***** Supplied material *****

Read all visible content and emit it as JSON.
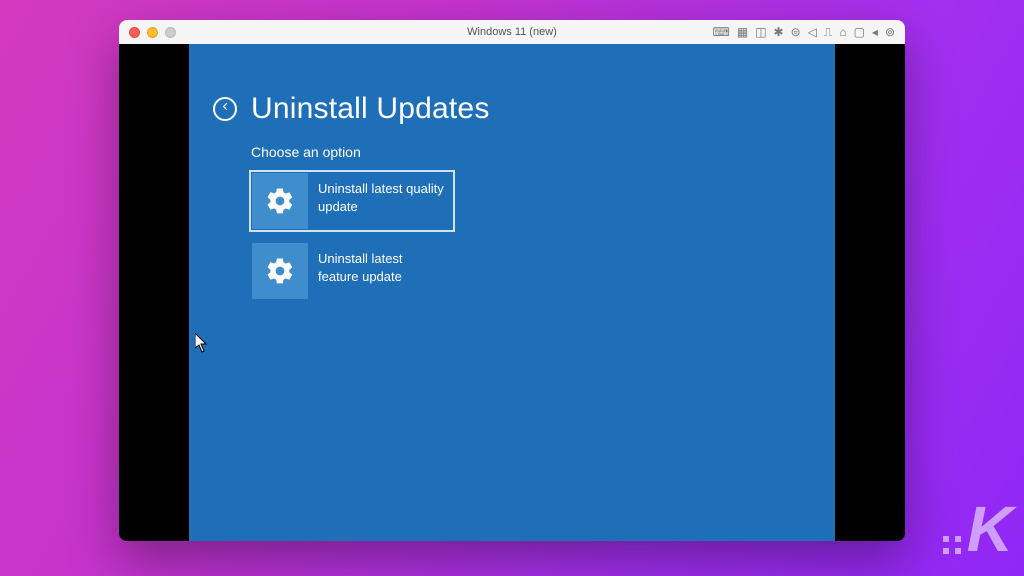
{
  "window": {
    "title": "Windows 11 (new)"
  },
  "winre": {
    "title": "Uninstall Updates",
    "subtitle": "Choose an option",
    "options": [
      {
        "label": "Uninstall latest quality update"
      },
      {
        "label": "Uninstall latest feature update"
      }
    ]
  },
  "watermark": {
    "letter": "K"
  }
}
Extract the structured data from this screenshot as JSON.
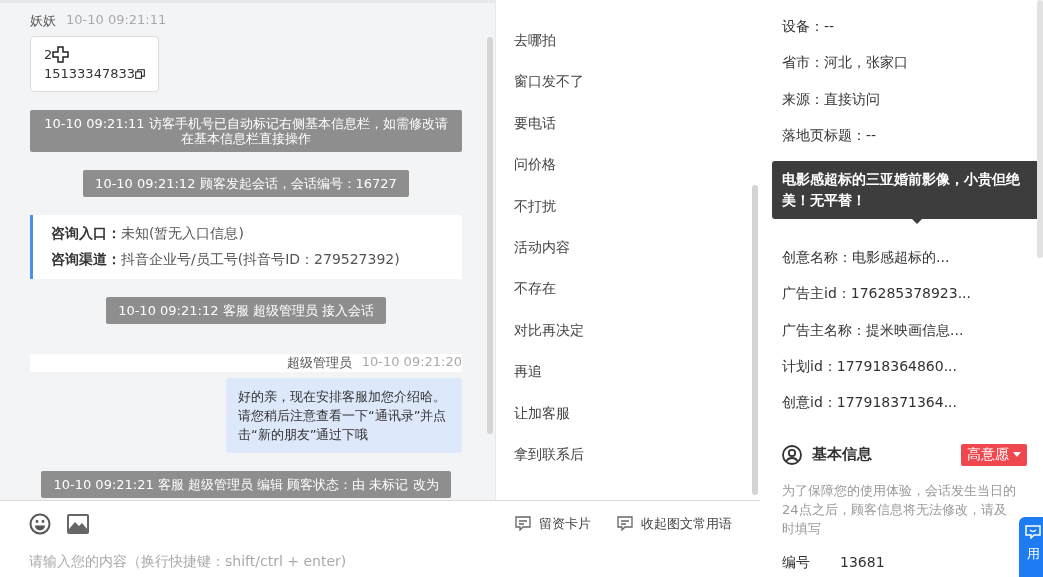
{
  "chat": {
    "messages": [
      {
        "kind": "visitor",
        "sender": "妖妖",
        "time": "10-10 09:21:11",
        "lines": [
          "2",
          "15133347833"
        ]
      },
      {
        "kind": "system",
        "text": "10-10 09:21:11 访客手机号已自动标记右侧基本信息栏，如需修改请在基本信息栏直接操作"
      },
      {
        "kind": "system",
        "text": "10-10 09:21:12 顾客发起会话，会话编号：16727"
      },
      {
        "kind": "info",
        "rows": [
          {
            "label": "咨询入口：",
            "value": "未知(暂无入口信息)"
          },
          {
            "label": "咨询渠道：",
            "value": "抖音企业号/员工号(抖音号ID：279527392)"
          }
        ]
      },
      {
        "kind": "system",
        "text": "10-10 09:21:12 客服 超级管理员 接入会话"
      },
      {
        "kind": "agent",
        "sender": "超级管理员",
        "time": "10-10 09:21:20",
        "text": "好的亲，现在安排客服加您介绍哈。请您稍后注意查看一下“通讯录”并点击“新的朋友”通过下哦"
      },
      {
        "kind": "system",
        "text": "10-10 09:21:21 客服 超级管理员 编辑 顾客状态：由 未标记 改为"
      }
    ]
  },
  "composer": {
    "placeholder": "请输入您的内容（换行快捷键：shift/ctrl + enter)"
  },
  "phrases": {
    "items": [
      "去哪拍",
      "窗口发不了",
      "要电话",
      "问价格",
      "不打扰",
      "活动内容",
      "不存在",
      "对比再决定",
      "再追",
      "让加客服",
      "拿到联系后"
    ],
    "actions": [
      "留资卡片",
      "收起图文常用语"
    ]
  },
  "source_info": {
    "fields": [
      {
        "label": "设备：",
        "value": "--"
      },
      {
        "label": "省市：",
        "value": "河北，张家口"
      },
      {
        "label": "来源：",
        "value": "直接访问"
      },
      {
        "label": "落地页标题：",
        "value": "--"
      },
      {
        "label": "创意名称：",
        "value": "电影感超标的..."
      },
      {
        "label": "广告主id：",
        "value": "176285378923..."
      },
      {
        "label": "广告主名称：",
        "value": "提米映画信息..."
      },
      {
        "label": "计划id：",
        "value": "177918364860..."
      },
      {
        "label": "创意id：",
        "value": "177918371364..."
      }
    ],
    "tooltip": "电影感超标的三亚婚前影像，小贵但绝美！无平替！"
  },
  "basic_info": {
    "title": "基本信息",
    "intent": "高意愿",
    "notice": "为了保障您的使用体验，会话发生当日的24点之后，顾客信息将无法修改，请及时填写",
    "fields": [
      {
        "label": "编号",
        "value": "13681"
      }
    ]
  },
  "float_button": {
    "label": "用"
  }
}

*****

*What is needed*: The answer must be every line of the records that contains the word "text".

*Response to the task*:
        "text": "10-10 09:21:11 访客手机号已自动标记右侧基本信息栏，如需修改请在基本信息栏直接操作"
        "text": "10-10 09:21:12 顾客发起会话，会话编号：16727"
        "text": "10-10 09:21:12 客服 超级管理员 接入会话"
        "text": "好的亲，现在安排客服加您介绍哈。请您稍后注意查看一下“通讯录”并点击“新的朋友”通过下哦"
        "text": "10-10 09:21:21 客服 超级管理员 编辑 顾客状态：由 未标记 改为"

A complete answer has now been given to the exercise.